KARACHI: Pakistan ra­nk­ed 120 out of 180 countries on the Corruption Per­ce­ptions Index (CPI) 2019 released by Transparency International on Thursday, slipping three spots from the previous year’s place despite increased anti-corruption efforts.

Last year, Pakistan ranked 117 out of 180 nations.

On a scale of zero (highly corrupt) to 100 (very clean), Pakistan was assigned a score of 32 — a point lower than its score of 33 on the 2018 index and well below the global average of 43.

The CPI ranks 180 countries and territories by their perceived levels of public sector corruption, drawing on 13 expert assessments and surveys of business executives.

Many developed countries including Canada, Fra­nce, the United Kingdom and Denmark have scored less than last year, though Denmark attained the first rank on CPI 2019.

Transparency International wants check on big money playing a role in financing of political parties

In the index, the average score for Asia-Pacific is 45 out of 100, showing Afghan­is­tan as ‘highly corrupt’ with a score of 16. New Zea­land was on top of the ranking in the region with a score of 87 followed by Singapore which ranked fourth with a score of 85.

“The lack of real progress against corruption in most countries is disappointing and has profound negative effects on citizens around the world,” said Patricia Moreira, managing director of Trans­parency Interna­tional. “To have any chance of ending corruption and improving peoples’ lives, we must tackle the relationship between politics and big money. All citizens must be represented in decision making.”

Countries in which elections and political party financing are open to undue influence from vested interests were less able to combat corruption, an analysis of the results found.

“Frustration with government corruption and lack of trust in institutions speaks of a need for greater political integrity,” said TI chair Delia Ferreira Rubio. “Gov­ernments must urgently address the corrupting role of big money in political party financing and the undue influence it exerts on our political systems.”

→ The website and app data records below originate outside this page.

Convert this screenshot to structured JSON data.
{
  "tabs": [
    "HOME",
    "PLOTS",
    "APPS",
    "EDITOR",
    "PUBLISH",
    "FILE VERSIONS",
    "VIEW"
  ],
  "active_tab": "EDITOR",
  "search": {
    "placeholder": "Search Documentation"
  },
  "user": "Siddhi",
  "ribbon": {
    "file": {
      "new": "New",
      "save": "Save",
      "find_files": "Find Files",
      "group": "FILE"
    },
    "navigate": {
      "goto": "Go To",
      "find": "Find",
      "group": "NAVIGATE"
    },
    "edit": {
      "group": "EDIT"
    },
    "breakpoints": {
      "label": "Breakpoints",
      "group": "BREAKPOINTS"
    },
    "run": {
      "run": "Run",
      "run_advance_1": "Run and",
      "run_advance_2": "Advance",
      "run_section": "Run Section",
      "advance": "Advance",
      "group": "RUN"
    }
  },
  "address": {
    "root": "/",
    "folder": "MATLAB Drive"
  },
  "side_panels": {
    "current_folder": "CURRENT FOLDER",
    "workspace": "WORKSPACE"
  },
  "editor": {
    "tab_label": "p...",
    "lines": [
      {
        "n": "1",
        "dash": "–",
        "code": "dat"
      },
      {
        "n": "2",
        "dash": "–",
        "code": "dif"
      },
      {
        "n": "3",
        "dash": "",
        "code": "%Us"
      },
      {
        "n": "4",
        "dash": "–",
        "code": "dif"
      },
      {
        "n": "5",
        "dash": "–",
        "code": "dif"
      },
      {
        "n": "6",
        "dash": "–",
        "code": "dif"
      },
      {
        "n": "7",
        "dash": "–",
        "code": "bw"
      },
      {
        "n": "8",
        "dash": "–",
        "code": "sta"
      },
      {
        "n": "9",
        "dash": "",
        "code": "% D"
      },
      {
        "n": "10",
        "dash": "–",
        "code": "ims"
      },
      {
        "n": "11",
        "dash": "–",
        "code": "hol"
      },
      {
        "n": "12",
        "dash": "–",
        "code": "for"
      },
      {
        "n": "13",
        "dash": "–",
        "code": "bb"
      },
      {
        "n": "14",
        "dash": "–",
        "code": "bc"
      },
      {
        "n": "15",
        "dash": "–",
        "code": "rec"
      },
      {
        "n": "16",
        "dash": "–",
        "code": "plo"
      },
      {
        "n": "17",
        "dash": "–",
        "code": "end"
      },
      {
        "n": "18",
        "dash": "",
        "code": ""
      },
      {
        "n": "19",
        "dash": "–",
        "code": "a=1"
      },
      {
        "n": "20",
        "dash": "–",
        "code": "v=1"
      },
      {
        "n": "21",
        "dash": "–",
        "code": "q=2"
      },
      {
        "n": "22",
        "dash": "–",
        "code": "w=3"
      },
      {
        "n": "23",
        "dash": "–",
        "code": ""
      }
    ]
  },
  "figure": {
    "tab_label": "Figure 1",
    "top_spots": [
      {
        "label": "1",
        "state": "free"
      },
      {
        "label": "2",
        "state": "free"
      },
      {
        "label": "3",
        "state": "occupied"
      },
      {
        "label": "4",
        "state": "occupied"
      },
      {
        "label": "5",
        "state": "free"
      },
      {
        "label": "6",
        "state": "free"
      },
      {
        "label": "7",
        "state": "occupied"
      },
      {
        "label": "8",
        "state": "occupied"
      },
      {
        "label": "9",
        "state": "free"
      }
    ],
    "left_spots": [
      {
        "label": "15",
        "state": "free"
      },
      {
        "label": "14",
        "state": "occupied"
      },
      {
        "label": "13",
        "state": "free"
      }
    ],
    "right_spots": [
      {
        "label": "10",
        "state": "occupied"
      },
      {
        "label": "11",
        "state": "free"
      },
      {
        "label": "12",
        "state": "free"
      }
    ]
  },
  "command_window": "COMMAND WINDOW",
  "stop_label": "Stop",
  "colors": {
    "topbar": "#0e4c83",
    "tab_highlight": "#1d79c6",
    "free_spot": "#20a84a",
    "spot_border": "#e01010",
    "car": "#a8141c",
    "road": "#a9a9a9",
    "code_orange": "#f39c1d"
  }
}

More than two-thirds of countries score below 50, with an average score of only 43. Since 2012, only 22 countries have significantly improved their scores including Estonia, Greece and Guyana. Twenty-one have significantly declined including Australia, Canada and Nicaragua.

Transparency Interna­tional research showed that several of the most adva­nced economies could not afford to be complacent if they were to keep up their anti-corruption momentum. Four G7 countries scored lower than last year: Canada (-4), France (-3), the UK (-3) and the US (-2). Germany and Japan had seen no improvement, while Italy gained one point.

To reduce corruption and restore trust in politics, Transparency Interna­tional called on governments to control political financing to prevent excessive money and influence in politics in addition to tackling preferential treatment to ensure budgets and public services are not driven by personal connects or bias towards special interests.

Governments should also manage conflicts of interest and address “revolving doors”; regulate lobbying activities by promoting open and meaningful access to decision-making and strengthen electoral integrity; and prevent and sanction misinformation campaigns.

They should empower citizens, protect activists, whistleblowers and journalists, reinforce checks and balances, and promote separation of powers, the watchdog said.

Published in Dawn, January 24th, 2020